[[ Supplied material open ]]
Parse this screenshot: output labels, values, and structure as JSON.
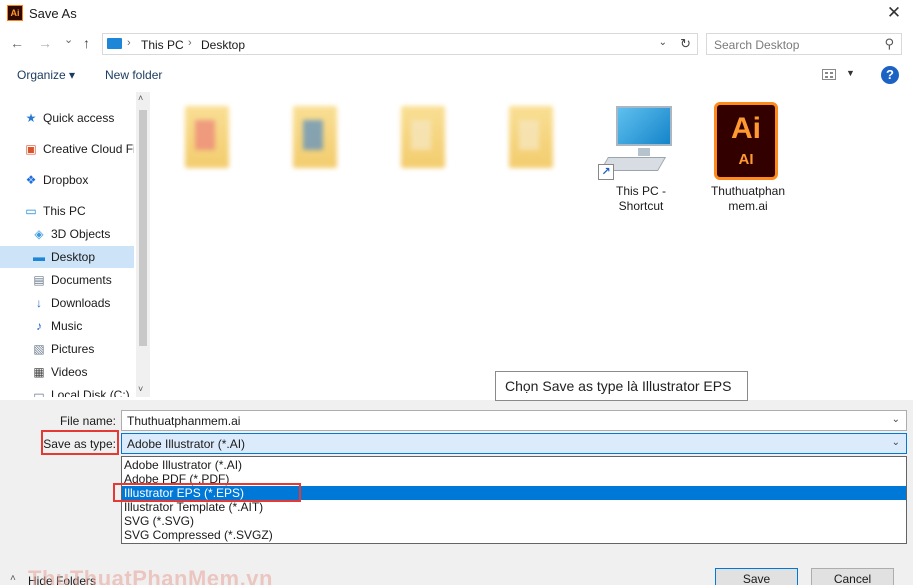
{
  "window": {
    "title": "Save As",
    "app_icon_text": "Ai",
    "close_glyph": "✕"
  },
  "nav": {
    "back": "←",
    "forward": "→",
    "recent": "⌄",
    "up": "↑",
    "breadcrumb": [
      "This PC",
      "Desktop"
    ],
    "breadcrumb_sep": "›",
    "dropdown": "⌄",
    "refresh": "↻",
    "search_placeholder": "Search Desktop",
    "search_glyph": "⚲"
  },
  "toolbar": {
    "organize": "Organize ▾",
    "new_folder": "New folder",
    "help": "?",
    "view_drop": "▼"
  },
  "sidebar": {
    "items": [
      {
        "label": "Quick access",
        "icon": "★",
        "color": "#2b79d1"
      },
      {
        "label": "Creative Cloud Fil",
        "icon": "▣",
        "color": "#d9532c"
      },
      {
        "label": "Dropbox",
        "icon": "❖",
        "color": "#1f6fe0"
      },
      {
        "label": "This PC",
        "icon": "▭",
        "color": "#1e86d6"
      },
      {
        "label": "3D Objects",
        "icon": "◈",
        "color": "#3c9be0"
      },
      {
        "label": "Desktop",
        "icon": "▬",
        "color": "#1e86d6"
      },
      {
        "label": "Documents",
        "icon": "▤",
        "color": "#6a7a8a"
      },
      {
        "label": "Downloads",
        "icon": "↓",
        "color": "#2169c7"
      },
      {
        "label": "Music",
        "icon": "♪",
        "color": "#2169c7"
      },
      {
        "label": "Pictures",
        "icon": "▧",
        "color": "#6a7a8a"
      },
      {
        "label": "Videos",
        "icon": "▦",
        "color": "#4a4a4a"
      },
      {
        "label": "Local Disk (C:)",
        "icon": "▭",
        "color": "#6a7a8a"
      }
    ],
    "scroll_up": "˄",
    "scroll_down": "˅"
  },
  "files": {
    "shortcut": {
      "label_line1": "This PC -",
      "label_line2": "Shortcut",
      "arrow": "↗"
    },
    "ai_file": {
      "icon_big": "Ai",
      "icon_small": "AI",
      "label_line1": "Thuthuatphan",
      "label_line2": "mem.ai"
    }
  },
  "tooltip": "Chọn Save as type là Illustrator EPS",
  "form": {
    "file_name_label": "File name:",
    "file_name_value": "Thuthuatphanmem.ai",
    "save_type_label": "Save as type:",
    "save_type_value": "Adobe Illustrator (*.AI)",
    "drop_glyph": "⌄"
  },
  "options": [
    "Adobe Illustrator (*.AI)",
    "Adobe PDF (*.PDF)",
    "Illustrator EPS (*.EPS)",
    "Illustrator Template (*.AIT)",
    "SVG (*.SVG)",
    "SVG Compressed (*.SVGZ)"
  ],
  "footer": {
    "hide_folders": "Hide Folders",
    "hide_chev": "˄",
    "watermark": "ThuThuatPhanMem.vn",
    "save": "Save",
    "cancel": "Cancel"
  },
  "colors": {
    "accent": "#0078d7",
    "highlight_box": "#e53935",
    "selected_nav": "#cde3f7"
  }
}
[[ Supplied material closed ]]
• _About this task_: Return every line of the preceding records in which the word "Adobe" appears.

• _Task response_:
    "save_type_value": "Adobe Illustrator (*.AI)",
    "Adobe Illustrator (*.AI)",
    "Adobe PDF (*.PDF)",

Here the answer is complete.